Records from a data source:

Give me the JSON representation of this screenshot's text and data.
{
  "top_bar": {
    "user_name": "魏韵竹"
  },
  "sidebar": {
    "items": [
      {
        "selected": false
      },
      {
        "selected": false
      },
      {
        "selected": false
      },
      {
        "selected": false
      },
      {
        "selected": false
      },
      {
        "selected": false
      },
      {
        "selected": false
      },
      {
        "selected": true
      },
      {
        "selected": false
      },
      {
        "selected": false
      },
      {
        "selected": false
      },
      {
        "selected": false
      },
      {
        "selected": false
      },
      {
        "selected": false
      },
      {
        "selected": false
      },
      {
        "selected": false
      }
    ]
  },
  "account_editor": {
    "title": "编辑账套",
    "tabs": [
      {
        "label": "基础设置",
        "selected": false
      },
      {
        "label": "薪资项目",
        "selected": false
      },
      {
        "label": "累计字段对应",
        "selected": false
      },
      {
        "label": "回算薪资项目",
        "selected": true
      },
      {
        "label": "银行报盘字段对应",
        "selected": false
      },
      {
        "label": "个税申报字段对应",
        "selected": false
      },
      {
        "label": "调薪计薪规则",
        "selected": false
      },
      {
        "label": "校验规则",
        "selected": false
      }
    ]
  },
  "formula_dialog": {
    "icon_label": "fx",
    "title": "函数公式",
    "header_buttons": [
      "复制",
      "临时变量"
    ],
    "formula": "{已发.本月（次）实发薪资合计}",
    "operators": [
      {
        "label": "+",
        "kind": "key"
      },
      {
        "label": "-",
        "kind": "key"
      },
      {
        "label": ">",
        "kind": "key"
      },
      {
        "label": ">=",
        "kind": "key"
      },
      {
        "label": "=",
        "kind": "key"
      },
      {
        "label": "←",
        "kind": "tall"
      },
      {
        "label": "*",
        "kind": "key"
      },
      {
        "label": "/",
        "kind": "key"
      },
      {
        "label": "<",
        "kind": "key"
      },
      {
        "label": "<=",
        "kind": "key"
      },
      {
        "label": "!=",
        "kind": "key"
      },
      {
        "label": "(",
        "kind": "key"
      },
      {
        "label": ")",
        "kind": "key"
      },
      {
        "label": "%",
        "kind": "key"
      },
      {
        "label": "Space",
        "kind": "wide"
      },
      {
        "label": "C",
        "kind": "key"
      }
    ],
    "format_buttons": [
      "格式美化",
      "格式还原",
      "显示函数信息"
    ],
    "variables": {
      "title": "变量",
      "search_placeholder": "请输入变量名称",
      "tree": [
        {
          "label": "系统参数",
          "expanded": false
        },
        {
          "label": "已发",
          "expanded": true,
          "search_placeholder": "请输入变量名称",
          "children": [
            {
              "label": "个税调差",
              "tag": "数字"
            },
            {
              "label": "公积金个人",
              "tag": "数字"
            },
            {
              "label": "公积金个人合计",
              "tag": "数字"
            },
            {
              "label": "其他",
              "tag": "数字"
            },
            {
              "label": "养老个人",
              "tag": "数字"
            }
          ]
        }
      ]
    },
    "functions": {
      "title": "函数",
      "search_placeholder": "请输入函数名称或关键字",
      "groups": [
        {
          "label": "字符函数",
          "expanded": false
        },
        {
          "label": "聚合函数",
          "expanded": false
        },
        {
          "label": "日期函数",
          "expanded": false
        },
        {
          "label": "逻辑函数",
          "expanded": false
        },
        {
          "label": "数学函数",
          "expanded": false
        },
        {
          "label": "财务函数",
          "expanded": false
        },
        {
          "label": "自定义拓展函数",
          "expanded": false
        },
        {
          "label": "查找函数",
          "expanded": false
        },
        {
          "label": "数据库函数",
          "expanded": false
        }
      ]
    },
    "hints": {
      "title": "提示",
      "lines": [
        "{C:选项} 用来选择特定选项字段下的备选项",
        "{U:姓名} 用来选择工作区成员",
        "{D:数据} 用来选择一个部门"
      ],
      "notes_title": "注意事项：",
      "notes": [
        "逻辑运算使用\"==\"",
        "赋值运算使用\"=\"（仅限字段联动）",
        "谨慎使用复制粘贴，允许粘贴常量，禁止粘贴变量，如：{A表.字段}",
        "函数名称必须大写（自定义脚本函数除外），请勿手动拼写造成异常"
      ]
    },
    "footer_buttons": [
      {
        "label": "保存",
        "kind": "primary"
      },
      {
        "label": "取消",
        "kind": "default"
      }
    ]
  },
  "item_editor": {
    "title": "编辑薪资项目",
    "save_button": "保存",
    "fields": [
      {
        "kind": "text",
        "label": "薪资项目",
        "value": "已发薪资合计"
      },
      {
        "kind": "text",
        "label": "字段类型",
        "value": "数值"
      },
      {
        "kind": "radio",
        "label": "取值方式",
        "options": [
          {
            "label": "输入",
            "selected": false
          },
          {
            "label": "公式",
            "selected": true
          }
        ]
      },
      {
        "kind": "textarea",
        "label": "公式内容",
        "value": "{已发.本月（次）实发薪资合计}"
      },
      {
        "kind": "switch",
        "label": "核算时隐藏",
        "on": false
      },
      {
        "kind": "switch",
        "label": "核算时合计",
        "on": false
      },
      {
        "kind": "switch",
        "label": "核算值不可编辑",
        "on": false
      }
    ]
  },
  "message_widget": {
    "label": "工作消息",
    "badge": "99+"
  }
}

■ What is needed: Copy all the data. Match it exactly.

■ Result of the exercise:
Give me the JSON representation of this screenshot's text and data.
{
  "top_bar": {
    "user_name": "魏韵竹"
  },
  "sidebar": {
    "items": [
      {
        "selected": false
      },
      {
        "selected": false
      },
      {
        "selected": false
      },
      {
        "selected": false
      },
      {
        "selected": false
      },
      {
        "selected": false
      },
      {
        "selected": false
      },
      {
        "selected": true
      },
      {
        "selected": false
      },
      {
        "selected": false
      },
      {
        "selected": false
      },
      {
        "selected": false
      },
      {
        "selected": false
      },
      {
        "selected": false
      },
      {
        "selected": false
      },
      {
        "selected": false
      }
    ]
  },
  "account_editor": {
    "title": "编辑账套",
    "tabs": [
      {
        "label": "基础设置",
        "selected": false
      },
      {
        "label": "薪资项目",
        "selected": false
      },
      {
        "label": "累计字段对应",
        "selected": false
      },
      {
        "label": "回算薪资项目",
        "selected": true
      },
      {
        "label": "银行报盘字段对应",
        "selected": false
      },
      {
        "label": "个税申报字段对应",
        "selected": false
      },
      {
        "label": "调薪计薪规则",
        "selected": false
      },
      {
        "label": "校验规则",
        "selected": false
      }
    ]
  },
  "formula_dialog": {
    "icon_label": "fx",
    "title": "函数公式",
    "header_buttons": [
      "复制",
      "临时变量"
    ],
    "formula": "{已发.本月（次）实发薪资合计}",
    "operators": [
      {
        "label": "+",
        "kind": "key"
      },
      {
        "label": "-",
        "kind": "key"
      },
      {
        "label": ">",
        "kind": "key"
      },
      {
        "label": ">=",
        "kind": "key"
      },
      {
        "label": "=",
        "kind": "key"
      },
      {
        "label": "←",
        "kind": "tall"
      },
      {
        "label": "*",
        "kind": "key"
      },
      {
        "label": "/",
        "kind": "key"
      },
      {
        "label": "<",
        "kind": "key"
      },
      {
        "label": "<=",
        "kind": "key"
      },
      {
        "label": "!=",
        "kind": "key"
      },
      {
        "label": "(",
        "kind": "key"
      },
      {
        "label": ")",
        "kind": "key"
      },
      {
        "label": "%",
        "kind": "key"
      },
      {
        "label": "Space",
        "kind": "wide"
      },
      {
        "label": "C",
        "kind": "key"
      }
    ],
    "format_buttons": [
      "格式美化",
      "格式还原",
      "显示函数信息"
    ],
    "variables": {
      "title": "变量",
      "search_placeholder": "请输入变量名称",
      "tree": [
        {
          "label": "系统参数",
          "expanded": false
        },
        {
          "label": "已发",
          "expanded": true,
          "search_placeholder": "请输入变量名称",
          "children": [
            {
              "label": "个税调差",
              "tag": "数字"
            },
            {
              "label": "公积金个人",
              "tag": "数字"
            },
            {
              "label": "公积金个人合计",
              "tag": "数字"
            },
            {
              "label": "其他",
              "tag": "数字"
            },
            {
              "label": "养老个人",
              "tag": "数字"
            }
          ]
        }
      ]
    },
    "functions": {
      "title": "函数",
      "search_placeholder": "请输入函数名称或关键字",
      "groups": [
        {
          "label": "字符函数",
          "expanded": false
        },
        {
          "label": "聚合函数",
          "expanded": false
        },
        {
          "label": "日期函数",
          "expanded": false
        },
        {
          "label": "逻辑函数",
          "expanded": false
        },
        {
          "label": "数学函数",
          "expanded": false
        },
        {
          "label": "财务函数",
          "expanded": false
        },
        {
          "label": "自定义拓展函数",
          "expanded": false
        },
        {
          "label": "查找函数",
          "expanded": false
        },
        {
          "label": "数据库函数",
          "expanded": false
        }
      ]
    },
    "hints": {
      "title": "提示",
      "lines": [
        "{C:选项} 用来选择特定选项字段下的备选项",
        "{U:姓名} 用来选择工作区成员",
        "{D:数据} 用来选择一个部门"
      ],
      "notes_title": "注意事项：",
      "notes": [
        "逻辑运算使用\"==\"",
        "赋值运算使用\"=\"（仅限字段联动）",
        "谨慎使用复制粘贴，允许粘贴常量，禁止粘贴变量，如：{A表.字段}",
        "函数名称必须大写（自定义脚本函数除外），请勿手动拼写造成异常"
      ]
    },
    "footer_buttons": [
      {
        "label": "保存",
        "kind": "primary"
      },
      {
        "label": "取消",
        "kind": "default"
      }
    ]
  },
  "item_editor": {
    "title": "编辑薪资项目",
    "save_button": "保存",
    "fields": [
      {
        "kind": "text",
        "label": "薪资项目",
        "value": "已发薪资合计"
      },
      {
        "kind": "text",
        "label": "字段类型",
        "value": "数值"
      },
      {
        "kind": "radio",
        "label": "取值方式",
        "options": [
          {
            "label": "输入",
            "selected": false
          },
          {
            "label": "公式",
            "selected": true
          }
        ]
      },
      {
        "kind": "textarea",
        "label": "公式内容",
        "value": "{已发.本月（次）实发薪资合计}"
      },
      {
        "kind": "switch",
        "label": "核算时隐藏",
        "on": false
      },
      {
        "kind": "switch",
        "label": "核算时合计",
        "on": false
      },
      {
        "kind": "switch",
        "label": "核算值不可编辑",
        "on": false
      }
    ]
  },
  "message_widget": {
    "label": "工作消息",
    "badge": "99+"
  }
}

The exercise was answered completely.